Yet on the other side of this debate is the Treatment Advocacy Center, a group that advocates for increased use of involuntary outpatient commitment. They discuss a lot of the dangerousness of people with mental illnesses and do a lot of advocacy in states after high profile crimes committed by people with mental illness. Some people say the outpatient commitment laws are extremely unjustly applied and 85% of people forced to take meds have never previously been violent. Many people in the consumer movement say that being forced to take medications that they believe are harmful and not effective is one of the worst experiences of their lives. However, the Treatment Advocacy Center cites a lot of research showing that people do not hate the mental health system for making them take meds, and that recovery is enhanced for some people, and crime is reduced. I talked with Fred Frese, one of the founders of the group, and he said that being forced to take meds was profoundly important to his recovery. I also used to handle a lot of information and referral calls at my former job for people who are unable to get help for family members who are erratic and possibly a danger and definitely need some kind of help. My aunt is raising three kids whose mom has untreated schizophrenia but still had a fourth kid after turning over the first three to the state. And the first three are great boys, and I need to take them camping or bike riding or go see their new dog. The truth about meds has to be somewhere in the middle.
I think mental health research and all research in general is in this state of denial, an unwillingness to acknowledge the whole truth. I think all of us on this planet are intricately connected. Al Gore’s An Inconvenient Truth said that 40% of the world gets drinking water from glaciers. Maude Barlow’s Blue Covenant that we could provide safe drinking water for the 2.5 billion people in the world without access for what the US spends on bottled water in one year. Instead huge multinational corporations are privatizing water supplies in developing countries and cutting off public taps. Sustainable agriculture is more productive, provides more jobs, is cheaper, and produces higher quality food. Yet the United Nations consistently funds 10 huge “Institutes” around the world that only do research on conventional methods.
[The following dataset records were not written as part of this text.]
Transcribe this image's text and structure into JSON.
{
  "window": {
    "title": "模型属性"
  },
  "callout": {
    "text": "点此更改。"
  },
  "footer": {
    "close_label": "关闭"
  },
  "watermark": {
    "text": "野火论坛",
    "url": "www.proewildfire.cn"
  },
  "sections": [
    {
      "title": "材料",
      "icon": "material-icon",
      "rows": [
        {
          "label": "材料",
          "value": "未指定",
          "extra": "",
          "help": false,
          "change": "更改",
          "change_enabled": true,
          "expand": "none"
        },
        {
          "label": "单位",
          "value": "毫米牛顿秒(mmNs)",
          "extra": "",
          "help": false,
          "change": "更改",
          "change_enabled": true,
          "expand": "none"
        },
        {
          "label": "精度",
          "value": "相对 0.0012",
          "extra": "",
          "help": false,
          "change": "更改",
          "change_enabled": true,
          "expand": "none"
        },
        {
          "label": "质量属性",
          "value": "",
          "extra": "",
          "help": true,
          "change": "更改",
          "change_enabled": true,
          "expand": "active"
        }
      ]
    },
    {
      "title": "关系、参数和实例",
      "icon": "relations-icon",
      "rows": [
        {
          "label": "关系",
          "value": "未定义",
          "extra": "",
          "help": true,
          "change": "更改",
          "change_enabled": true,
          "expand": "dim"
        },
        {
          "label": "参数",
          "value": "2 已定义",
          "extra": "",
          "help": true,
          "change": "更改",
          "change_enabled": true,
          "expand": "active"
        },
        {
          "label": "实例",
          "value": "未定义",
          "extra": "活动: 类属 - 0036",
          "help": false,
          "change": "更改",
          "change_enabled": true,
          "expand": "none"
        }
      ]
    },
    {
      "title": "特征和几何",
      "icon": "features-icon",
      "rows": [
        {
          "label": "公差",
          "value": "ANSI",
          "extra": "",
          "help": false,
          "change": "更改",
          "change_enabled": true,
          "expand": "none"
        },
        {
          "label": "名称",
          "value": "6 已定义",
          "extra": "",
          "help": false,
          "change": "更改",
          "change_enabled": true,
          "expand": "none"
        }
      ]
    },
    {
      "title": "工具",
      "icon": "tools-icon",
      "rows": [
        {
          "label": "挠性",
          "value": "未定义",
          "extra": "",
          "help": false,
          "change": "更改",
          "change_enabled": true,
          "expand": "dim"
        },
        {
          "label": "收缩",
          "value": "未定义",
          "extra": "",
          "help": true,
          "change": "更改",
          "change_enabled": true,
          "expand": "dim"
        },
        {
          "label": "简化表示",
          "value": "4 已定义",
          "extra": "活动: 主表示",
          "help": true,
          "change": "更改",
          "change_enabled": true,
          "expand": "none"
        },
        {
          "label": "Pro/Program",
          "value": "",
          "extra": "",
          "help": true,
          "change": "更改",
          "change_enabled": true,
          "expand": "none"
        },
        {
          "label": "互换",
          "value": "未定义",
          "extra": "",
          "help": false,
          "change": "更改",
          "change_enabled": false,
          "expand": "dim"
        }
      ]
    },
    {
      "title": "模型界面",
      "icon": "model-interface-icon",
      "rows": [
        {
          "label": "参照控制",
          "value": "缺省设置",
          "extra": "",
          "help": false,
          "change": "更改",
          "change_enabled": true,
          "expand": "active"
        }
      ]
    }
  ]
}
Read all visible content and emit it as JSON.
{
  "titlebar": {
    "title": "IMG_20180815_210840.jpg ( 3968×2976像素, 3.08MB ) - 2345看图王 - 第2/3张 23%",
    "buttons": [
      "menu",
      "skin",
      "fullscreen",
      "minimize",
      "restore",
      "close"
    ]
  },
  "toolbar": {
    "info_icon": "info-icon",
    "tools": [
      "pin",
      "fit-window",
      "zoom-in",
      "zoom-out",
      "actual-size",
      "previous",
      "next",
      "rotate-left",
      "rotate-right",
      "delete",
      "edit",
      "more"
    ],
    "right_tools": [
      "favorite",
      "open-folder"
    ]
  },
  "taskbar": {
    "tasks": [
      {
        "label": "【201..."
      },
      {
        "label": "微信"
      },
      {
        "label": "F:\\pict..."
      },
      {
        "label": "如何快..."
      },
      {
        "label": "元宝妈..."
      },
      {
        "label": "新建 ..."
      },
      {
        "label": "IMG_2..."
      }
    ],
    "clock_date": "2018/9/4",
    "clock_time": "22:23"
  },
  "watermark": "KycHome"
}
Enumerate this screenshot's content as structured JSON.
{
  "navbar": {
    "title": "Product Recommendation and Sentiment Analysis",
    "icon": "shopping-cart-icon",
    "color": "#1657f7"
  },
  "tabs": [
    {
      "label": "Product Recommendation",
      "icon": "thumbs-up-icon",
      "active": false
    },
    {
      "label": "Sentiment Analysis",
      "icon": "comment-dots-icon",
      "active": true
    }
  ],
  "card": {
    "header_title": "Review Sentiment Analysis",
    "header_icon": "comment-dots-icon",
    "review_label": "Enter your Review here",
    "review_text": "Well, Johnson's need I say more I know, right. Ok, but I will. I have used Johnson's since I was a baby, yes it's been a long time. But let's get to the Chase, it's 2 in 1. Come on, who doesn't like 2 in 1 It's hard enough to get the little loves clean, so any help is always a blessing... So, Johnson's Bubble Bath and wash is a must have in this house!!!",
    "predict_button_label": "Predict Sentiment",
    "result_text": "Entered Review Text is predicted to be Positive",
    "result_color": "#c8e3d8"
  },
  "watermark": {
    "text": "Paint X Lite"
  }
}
One of the reasons this continues is that many of us affected do not have a voice. The consumer movement is only barely heard in the mental health field. We want shared decision making, and access to complete and honest information about medications. We want people out of nursing homes and with personal care attendants. We want peer support and respite care instead of hospitalizations. We want to work and find a way off disability. Many suggestions made by the consumer movement would increase the sustainability of the mental health system by saving incredible amounts of dollars. Warmlines are much cheaper to operate than crisis lines and do more to promote recovery.
So where I want to go next is to give a voice to the voiceless. Oppressed peoples throughout the world need to be heard. This is the only way we’ll find a way to fix mental health, and to fix the planet. We have to hear those of us most hurt by the injustices. Farmers in India whose family wells have run dry have plenty to say about what needs to be done. I want to find this kind of knowledge, to be this kind of leader. A final line from one of my poems sums it up, “It will take people beyond compare to find a way that’s fair to share this planet …. that’s beyond repair.”